Earlier this week, two African American New Yorkers, Trayon Christian and Kayla Phillips, said they were detained by the NYPD after buying expensive products from Barneys. Nineteen-year-old Christian, who is suing the store, claimed he was accused of fraud after he used his debit card to buy a $349 Ferragamo belt. A few days later, 21-year-old Kayla Phillips came out with a similar story: after buying a $2,500 Céline handbag, she was followed out of the shop, when she was attacked — yah, attacked — by four undercover cops.
“As I was walking into the train station, four undercover police officers attacked me,” Phillips said. “They asked me why I used a debit card and why it didn’t have my name on it."
"I felt helpless, confused, demeaned, humiliated and embarrassed," she added.
On Friday, actor Robert Brown revealed a similar experience. The celebrity said he was apparently "paraded" in handcuffs through Macy's department store this summer, and was detained for an hour in a holding cell after an employee refused to believe Brown's credit card was legitimate. The employee reportedly threatened the actor, saying, "Your card is fake. You're going to jail.'"
Macy's responded by issuing a statement saying: “We are investigating the alleged claims, as we were just made aware of this lawsuit.

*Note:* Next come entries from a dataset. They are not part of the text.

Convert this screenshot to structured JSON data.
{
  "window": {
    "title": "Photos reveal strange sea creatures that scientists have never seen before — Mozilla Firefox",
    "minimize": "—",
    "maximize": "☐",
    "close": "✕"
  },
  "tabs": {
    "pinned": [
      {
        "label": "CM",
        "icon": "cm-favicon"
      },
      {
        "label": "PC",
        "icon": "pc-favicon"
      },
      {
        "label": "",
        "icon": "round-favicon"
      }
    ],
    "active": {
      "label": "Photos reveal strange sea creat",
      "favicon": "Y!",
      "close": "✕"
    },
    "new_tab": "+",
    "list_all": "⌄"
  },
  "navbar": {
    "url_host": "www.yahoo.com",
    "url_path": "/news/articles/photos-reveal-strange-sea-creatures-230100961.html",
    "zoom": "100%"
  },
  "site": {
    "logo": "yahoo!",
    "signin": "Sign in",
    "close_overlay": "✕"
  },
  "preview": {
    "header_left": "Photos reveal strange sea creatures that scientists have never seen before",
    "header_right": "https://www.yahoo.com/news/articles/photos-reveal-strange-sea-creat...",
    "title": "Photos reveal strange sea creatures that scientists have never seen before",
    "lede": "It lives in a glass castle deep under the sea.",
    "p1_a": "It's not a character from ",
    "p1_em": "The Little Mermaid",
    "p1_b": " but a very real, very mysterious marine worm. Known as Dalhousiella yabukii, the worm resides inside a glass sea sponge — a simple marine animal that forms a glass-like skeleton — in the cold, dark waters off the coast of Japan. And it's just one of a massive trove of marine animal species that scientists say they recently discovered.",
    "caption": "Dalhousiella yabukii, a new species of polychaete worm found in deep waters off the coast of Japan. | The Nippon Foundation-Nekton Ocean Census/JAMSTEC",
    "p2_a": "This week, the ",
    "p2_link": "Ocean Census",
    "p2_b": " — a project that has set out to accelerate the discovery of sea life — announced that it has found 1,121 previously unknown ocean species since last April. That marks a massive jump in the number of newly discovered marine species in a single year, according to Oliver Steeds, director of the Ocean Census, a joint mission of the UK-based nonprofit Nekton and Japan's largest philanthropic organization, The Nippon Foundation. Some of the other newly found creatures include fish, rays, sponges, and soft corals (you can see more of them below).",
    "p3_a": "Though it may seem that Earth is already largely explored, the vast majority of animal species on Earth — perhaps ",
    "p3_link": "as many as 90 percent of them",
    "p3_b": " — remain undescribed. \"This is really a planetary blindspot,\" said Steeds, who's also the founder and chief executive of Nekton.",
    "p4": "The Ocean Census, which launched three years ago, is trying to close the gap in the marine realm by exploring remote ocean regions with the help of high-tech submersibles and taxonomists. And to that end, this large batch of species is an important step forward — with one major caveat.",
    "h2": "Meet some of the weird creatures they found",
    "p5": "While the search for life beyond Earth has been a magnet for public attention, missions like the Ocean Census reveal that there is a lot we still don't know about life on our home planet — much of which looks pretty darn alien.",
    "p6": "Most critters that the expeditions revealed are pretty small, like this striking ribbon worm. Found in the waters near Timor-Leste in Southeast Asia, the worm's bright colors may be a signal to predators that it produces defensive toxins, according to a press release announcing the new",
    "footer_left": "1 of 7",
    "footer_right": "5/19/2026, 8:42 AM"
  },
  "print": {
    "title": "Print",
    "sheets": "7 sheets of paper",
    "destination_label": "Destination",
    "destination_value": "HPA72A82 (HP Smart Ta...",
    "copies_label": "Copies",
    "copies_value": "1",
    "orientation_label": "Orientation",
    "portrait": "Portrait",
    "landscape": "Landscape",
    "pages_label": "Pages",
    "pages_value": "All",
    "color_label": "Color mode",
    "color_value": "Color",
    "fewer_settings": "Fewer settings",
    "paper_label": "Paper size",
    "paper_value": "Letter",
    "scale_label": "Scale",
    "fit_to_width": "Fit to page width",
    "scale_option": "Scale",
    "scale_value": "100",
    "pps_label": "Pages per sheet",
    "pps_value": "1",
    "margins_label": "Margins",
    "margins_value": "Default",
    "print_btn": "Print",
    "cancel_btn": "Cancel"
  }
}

We do not comment on matters in litigation.”
Kirsten John Foy, an official with Sharpton's National Action Network, is set to meet with Barneys officials on Tuesday to discuss the accusations, and Sharpton himself got a personal call from the CEO of Barneys yesterday.
“Barneys New York believes that no customer should have the unacceptable experience described in recent media reports, and we offer our sincere regret and deepest apologies,” the exec said in a public statement.
But the civil rights leader is holding out for more than an apology. "We've gone from stop and frisk to shop and frisk, and we are not going to take it," Sharpton said. "We are not going to live in a town where our money is considered suspect and everyone else's money is respected.""The only theft that took place at Barneys was Barneys' stealing the dignity of these young people," echoed Foy.
The controversy has led to fans of Jay-Z calling on the musician to pull out of a recent clothing and accessories deal he'd made with Barneys — an online petition demanding that he end all partnership with the store as already gained 9,000 signatures.
The NYPD has a fraught history of racial profiling — from 2005 to 2008, roughly 80 percent of stop-and-frisk subjects were blacks and Latinos (who, it should be pointed out, only make up 25 percent and 28 percent of the city's total population, respectively). Also back in 2005, Macy's paid a sum of $600,000 in a settlement after it was similarly accused of targeting Latinos and blacks when suspecting theft.